Task requirements
Among the entries below, which lines include the string "null"? Show each one.

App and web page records
※
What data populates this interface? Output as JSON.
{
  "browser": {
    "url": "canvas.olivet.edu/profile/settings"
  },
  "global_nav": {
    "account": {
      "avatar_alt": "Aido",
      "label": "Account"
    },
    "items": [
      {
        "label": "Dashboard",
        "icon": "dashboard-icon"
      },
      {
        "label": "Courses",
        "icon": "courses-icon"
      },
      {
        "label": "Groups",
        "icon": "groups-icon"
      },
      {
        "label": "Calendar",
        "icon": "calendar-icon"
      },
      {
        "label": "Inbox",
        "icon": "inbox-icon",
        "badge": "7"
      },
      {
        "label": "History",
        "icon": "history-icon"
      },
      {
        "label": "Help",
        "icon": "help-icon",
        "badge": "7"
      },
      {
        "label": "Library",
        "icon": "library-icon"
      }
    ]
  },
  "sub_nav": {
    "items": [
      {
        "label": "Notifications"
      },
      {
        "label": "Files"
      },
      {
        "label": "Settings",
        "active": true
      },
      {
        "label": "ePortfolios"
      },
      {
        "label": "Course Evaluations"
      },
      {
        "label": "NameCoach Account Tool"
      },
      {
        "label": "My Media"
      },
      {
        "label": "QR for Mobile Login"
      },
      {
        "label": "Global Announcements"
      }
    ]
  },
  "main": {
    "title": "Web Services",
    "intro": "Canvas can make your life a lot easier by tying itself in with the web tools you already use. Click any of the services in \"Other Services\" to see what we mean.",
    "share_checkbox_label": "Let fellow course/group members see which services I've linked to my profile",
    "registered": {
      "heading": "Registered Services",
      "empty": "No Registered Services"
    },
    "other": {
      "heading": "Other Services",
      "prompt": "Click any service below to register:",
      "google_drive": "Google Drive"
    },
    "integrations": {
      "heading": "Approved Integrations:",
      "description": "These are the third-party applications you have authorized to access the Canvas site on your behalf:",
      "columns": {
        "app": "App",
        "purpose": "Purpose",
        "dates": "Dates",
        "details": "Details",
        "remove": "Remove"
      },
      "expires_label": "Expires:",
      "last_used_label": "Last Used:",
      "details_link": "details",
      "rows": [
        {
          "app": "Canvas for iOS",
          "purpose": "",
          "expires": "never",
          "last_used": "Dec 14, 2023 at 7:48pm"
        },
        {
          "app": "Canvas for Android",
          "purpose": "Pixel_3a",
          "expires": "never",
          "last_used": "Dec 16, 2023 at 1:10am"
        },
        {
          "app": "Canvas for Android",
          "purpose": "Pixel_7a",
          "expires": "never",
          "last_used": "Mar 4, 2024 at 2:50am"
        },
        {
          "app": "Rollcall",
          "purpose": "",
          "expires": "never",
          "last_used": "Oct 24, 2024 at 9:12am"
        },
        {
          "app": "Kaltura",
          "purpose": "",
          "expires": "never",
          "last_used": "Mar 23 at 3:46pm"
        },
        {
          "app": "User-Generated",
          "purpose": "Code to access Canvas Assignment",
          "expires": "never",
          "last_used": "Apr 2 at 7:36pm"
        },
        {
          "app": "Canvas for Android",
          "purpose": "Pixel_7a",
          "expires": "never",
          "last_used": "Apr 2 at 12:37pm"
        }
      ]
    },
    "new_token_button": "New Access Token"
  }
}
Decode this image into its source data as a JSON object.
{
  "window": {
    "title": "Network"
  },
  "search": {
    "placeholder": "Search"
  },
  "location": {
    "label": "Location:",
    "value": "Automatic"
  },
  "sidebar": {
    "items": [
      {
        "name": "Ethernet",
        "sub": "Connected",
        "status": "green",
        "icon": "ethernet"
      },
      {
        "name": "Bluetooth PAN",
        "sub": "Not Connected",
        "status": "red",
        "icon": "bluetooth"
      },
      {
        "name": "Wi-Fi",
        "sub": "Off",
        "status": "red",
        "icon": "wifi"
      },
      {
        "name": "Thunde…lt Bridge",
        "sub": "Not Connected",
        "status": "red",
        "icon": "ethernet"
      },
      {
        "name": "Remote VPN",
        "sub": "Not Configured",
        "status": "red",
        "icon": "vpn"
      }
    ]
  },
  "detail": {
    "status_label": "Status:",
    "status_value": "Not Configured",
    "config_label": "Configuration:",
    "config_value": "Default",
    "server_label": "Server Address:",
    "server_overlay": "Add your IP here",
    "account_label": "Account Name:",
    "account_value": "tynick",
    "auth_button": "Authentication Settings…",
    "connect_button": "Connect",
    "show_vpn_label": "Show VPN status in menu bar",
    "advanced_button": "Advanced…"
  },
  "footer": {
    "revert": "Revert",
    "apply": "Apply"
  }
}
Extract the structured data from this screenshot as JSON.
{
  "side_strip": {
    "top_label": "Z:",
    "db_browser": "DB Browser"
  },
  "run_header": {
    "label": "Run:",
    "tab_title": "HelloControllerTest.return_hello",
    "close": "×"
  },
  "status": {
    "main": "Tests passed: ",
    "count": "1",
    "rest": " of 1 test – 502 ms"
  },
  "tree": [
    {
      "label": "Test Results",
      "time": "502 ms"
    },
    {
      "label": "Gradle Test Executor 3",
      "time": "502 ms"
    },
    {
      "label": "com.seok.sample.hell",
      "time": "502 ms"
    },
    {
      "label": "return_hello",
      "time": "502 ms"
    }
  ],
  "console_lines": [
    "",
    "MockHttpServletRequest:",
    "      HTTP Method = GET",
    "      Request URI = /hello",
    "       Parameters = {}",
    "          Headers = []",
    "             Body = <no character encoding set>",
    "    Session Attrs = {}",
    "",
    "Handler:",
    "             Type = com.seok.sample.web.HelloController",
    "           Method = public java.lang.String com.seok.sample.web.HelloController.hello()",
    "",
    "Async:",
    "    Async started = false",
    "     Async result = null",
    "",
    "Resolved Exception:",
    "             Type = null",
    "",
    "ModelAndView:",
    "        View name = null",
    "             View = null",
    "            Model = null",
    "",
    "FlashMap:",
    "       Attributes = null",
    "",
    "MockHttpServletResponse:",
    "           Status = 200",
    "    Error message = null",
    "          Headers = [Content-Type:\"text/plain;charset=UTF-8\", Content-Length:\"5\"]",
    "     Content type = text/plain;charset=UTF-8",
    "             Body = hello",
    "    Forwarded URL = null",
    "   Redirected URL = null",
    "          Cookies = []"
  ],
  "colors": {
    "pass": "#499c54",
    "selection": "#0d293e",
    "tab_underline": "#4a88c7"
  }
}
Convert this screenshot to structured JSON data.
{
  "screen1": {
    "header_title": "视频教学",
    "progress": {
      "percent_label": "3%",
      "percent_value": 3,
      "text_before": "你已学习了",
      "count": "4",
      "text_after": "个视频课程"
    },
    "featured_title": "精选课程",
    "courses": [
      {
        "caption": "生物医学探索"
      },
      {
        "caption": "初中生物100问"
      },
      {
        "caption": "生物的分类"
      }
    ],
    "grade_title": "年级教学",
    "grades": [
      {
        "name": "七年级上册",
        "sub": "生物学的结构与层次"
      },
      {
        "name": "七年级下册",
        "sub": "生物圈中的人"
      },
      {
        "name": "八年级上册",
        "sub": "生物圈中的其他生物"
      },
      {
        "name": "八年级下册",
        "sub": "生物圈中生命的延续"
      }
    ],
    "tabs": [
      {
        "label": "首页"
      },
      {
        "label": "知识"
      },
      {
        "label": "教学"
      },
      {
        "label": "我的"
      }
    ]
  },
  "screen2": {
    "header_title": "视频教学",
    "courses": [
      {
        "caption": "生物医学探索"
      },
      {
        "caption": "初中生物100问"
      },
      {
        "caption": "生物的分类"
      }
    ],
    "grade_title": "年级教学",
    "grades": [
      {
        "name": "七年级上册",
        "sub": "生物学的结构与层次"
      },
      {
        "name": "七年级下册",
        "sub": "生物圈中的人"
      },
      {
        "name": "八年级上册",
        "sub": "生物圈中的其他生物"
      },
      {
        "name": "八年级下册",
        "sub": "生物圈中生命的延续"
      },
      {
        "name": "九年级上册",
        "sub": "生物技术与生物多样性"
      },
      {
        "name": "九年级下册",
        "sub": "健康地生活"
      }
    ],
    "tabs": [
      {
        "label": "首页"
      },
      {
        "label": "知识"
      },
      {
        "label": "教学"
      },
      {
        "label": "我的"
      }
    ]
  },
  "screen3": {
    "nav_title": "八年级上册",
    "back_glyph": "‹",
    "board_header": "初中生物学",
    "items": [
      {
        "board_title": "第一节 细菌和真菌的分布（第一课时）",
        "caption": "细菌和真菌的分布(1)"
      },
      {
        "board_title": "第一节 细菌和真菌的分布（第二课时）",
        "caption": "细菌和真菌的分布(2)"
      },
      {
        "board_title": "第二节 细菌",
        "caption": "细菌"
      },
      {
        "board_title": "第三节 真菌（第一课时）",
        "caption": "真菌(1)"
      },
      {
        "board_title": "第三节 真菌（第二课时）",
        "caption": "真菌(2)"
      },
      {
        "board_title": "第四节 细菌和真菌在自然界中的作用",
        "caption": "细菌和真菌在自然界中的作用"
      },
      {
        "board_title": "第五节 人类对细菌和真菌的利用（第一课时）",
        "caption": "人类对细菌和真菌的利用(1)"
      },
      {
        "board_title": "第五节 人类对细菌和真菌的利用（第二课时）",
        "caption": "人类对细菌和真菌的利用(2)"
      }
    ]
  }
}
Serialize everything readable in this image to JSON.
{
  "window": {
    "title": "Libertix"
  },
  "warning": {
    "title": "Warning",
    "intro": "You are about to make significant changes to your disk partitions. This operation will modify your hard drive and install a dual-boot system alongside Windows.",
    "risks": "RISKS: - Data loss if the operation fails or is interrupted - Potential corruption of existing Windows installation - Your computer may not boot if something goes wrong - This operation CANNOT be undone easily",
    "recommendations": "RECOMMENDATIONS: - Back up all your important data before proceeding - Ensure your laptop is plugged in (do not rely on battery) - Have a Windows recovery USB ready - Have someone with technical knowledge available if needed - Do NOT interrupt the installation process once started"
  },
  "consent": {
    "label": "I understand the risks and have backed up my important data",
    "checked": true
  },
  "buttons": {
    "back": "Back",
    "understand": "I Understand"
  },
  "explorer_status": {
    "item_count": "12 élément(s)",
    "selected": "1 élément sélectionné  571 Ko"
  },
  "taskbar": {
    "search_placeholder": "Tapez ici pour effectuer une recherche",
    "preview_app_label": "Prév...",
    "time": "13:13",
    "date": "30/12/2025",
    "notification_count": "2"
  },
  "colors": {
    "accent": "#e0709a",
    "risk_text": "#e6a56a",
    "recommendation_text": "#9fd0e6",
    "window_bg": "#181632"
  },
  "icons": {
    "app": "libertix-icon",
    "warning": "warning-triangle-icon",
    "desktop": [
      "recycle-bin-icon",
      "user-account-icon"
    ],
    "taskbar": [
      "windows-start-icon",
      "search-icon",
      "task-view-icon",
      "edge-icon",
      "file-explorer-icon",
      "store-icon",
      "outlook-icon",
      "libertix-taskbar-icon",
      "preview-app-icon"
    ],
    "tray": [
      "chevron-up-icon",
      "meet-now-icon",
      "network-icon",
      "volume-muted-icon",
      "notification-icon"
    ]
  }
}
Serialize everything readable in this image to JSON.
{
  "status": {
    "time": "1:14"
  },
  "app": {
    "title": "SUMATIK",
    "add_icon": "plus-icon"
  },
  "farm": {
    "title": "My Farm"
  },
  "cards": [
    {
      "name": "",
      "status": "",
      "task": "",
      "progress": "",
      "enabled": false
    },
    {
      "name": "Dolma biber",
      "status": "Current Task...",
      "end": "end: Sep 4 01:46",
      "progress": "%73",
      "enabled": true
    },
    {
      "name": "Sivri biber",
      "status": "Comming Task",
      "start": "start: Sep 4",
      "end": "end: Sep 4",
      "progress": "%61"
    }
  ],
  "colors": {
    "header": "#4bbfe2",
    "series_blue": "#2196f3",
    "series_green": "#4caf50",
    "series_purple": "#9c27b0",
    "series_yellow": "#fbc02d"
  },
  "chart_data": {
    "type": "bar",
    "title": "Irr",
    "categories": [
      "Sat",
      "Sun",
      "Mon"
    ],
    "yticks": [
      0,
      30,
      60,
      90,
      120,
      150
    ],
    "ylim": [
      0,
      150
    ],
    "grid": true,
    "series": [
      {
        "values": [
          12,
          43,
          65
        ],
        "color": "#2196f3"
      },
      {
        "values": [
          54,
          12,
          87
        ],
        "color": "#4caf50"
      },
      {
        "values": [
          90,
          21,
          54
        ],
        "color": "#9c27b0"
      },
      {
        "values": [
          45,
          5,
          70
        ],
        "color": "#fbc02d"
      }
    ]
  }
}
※
Result below
    "     Async result = null",
    "             Type = null",
    "        View name = null",
    "             View = null",
    "            Model = null",
    "       Attributes = null",
    "    Error message = null",
    "    Forwarded URL = null",
    "   Redirected URL = null",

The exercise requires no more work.